Qualcomm issued a press release on Monday headlined, "ITC Commences Investigation of Nokia Based on Allegations of Unfair Trade Practices and Infringement of QUALCOMM Patents."
It didn't take long for trade pub RCR to discover that all the press release really meant was that Qualcomm had filed an ITC complaint against its rival.
Which led RCR's Phil Carson to write:
Much ado about nothing, so far.
That sums up Qualcomm Inc.'s press release, issued today, crowing that the United States International Trade Commission had initiated an investigation of Nokia Corp. on Qualcomm's June 9 complaint that the Finnish vendor is violating Qualcomm's W-CDMA patents.
However, the impetus for the onerous-sounding "ITC investigation" is simply the receipt of a properly filed complaint, according to the ITC -- nothing more.
The Qualcomm effort appears to be a public relations ploy to garner industry support and to keep Nokia under pressure as the two re-negotiate a cross-licensing agreement that expires in April 2007.
Do you sense that Carson was a little annoyed by Qualcomm's misleading headline? Believe us, he was.
Here are a few hints: "Crowing," "onerous-sounding," "ploy."
We don't know how it actually came down at RCR, but we wouldn't be surprised if Carson or his boss thought this was a big story when they first saw the release. Then Phil did a little reporting and realized he'd been had.

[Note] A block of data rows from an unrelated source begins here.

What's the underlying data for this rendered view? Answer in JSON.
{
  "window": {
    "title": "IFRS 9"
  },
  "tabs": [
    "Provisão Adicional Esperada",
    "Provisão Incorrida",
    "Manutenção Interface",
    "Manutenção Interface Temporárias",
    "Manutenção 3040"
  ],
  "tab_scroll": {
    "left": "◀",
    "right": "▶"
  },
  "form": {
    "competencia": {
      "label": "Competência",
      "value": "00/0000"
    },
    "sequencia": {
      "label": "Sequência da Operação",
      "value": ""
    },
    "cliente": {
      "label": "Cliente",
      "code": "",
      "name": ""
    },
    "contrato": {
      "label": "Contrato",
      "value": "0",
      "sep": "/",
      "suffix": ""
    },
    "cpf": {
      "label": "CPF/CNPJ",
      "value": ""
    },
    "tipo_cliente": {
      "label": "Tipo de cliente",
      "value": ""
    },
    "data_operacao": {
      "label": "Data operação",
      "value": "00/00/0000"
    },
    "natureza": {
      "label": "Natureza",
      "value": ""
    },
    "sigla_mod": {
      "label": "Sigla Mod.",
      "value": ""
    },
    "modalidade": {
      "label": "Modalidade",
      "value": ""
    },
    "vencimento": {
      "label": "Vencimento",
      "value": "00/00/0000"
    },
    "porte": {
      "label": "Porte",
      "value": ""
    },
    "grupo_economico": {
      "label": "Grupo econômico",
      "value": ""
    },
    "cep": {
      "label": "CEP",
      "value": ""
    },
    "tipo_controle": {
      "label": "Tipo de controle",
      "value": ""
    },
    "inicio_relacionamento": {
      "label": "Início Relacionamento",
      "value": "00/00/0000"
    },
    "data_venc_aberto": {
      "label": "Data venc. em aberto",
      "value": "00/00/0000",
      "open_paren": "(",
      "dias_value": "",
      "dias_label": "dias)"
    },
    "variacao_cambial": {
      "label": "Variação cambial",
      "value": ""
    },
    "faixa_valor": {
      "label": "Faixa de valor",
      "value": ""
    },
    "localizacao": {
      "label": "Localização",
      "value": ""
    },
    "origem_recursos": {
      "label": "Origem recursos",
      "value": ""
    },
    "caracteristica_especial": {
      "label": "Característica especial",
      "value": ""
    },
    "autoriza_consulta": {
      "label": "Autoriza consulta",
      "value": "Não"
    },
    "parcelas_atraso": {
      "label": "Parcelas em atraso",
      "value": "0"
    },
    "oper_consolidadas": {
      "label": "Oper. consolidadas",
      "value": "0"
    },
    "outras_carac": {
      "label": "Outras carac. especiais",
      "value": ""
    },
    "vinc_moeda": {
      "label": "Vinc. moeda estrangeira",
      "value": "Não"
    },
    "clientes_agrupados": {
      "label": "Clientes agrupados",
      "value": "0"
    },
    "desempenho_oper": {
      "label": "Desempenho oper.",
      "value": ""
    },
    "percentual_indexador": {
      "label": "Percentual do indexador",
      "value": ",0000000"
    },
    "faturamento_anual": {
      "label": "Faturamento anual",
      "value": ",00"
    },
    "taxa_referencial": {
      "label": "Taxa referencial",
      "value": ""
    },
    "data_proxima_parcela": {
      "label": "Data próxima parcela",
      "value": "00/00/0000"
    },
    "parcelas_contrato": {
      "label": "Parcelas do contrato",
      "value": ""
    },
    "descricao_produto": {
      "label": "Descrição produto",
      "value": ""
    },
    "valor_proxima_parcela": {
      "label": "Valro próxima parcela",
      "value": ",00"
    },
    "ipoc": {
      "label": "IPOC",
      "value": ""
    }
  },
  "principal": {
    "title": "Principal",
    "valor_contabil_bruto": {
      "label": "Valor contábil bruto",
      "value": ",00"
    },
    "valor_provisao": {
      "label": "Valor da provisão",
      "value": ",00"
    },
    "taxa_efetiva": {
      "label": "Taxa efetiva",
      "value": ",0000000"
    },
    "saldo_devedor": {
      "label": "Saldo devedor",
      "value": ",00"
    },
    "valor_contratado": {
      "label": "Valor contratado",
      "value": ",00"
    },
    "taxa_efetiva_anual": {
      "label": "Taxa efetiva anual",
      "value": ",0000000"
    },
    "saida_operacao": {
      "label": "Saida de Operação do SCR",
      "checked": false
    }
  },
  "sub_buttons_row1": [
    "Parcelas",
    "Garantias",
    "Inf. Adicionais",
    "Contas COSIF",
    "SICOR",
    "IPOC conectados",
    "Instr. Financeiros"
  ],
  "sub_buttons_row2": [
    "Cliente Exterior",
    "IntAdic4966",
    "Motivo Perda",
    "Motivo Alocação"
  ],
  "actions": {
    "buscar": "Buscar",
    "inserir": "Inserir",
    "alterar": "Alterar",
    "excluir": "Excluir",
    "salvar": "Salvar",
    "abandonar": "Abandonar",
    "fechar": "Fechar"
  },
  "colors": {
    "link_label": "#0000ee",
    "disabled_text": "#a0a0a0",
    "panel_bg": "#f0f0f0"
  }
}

Reporters don't like being misled -- it makes them look bad, and makes the company doing the misleading (the "misleader," as a certain commander-in-chief might say) look worse.
It doesn't help that Qualcomm has gone negative in its PR efforts. Reporters might enjoy a good controversy, but ultimately they lose respect for companies that spend more time bashing their competitors than highlighting their own achievements.
Qualcomm should pursue this one on the QT.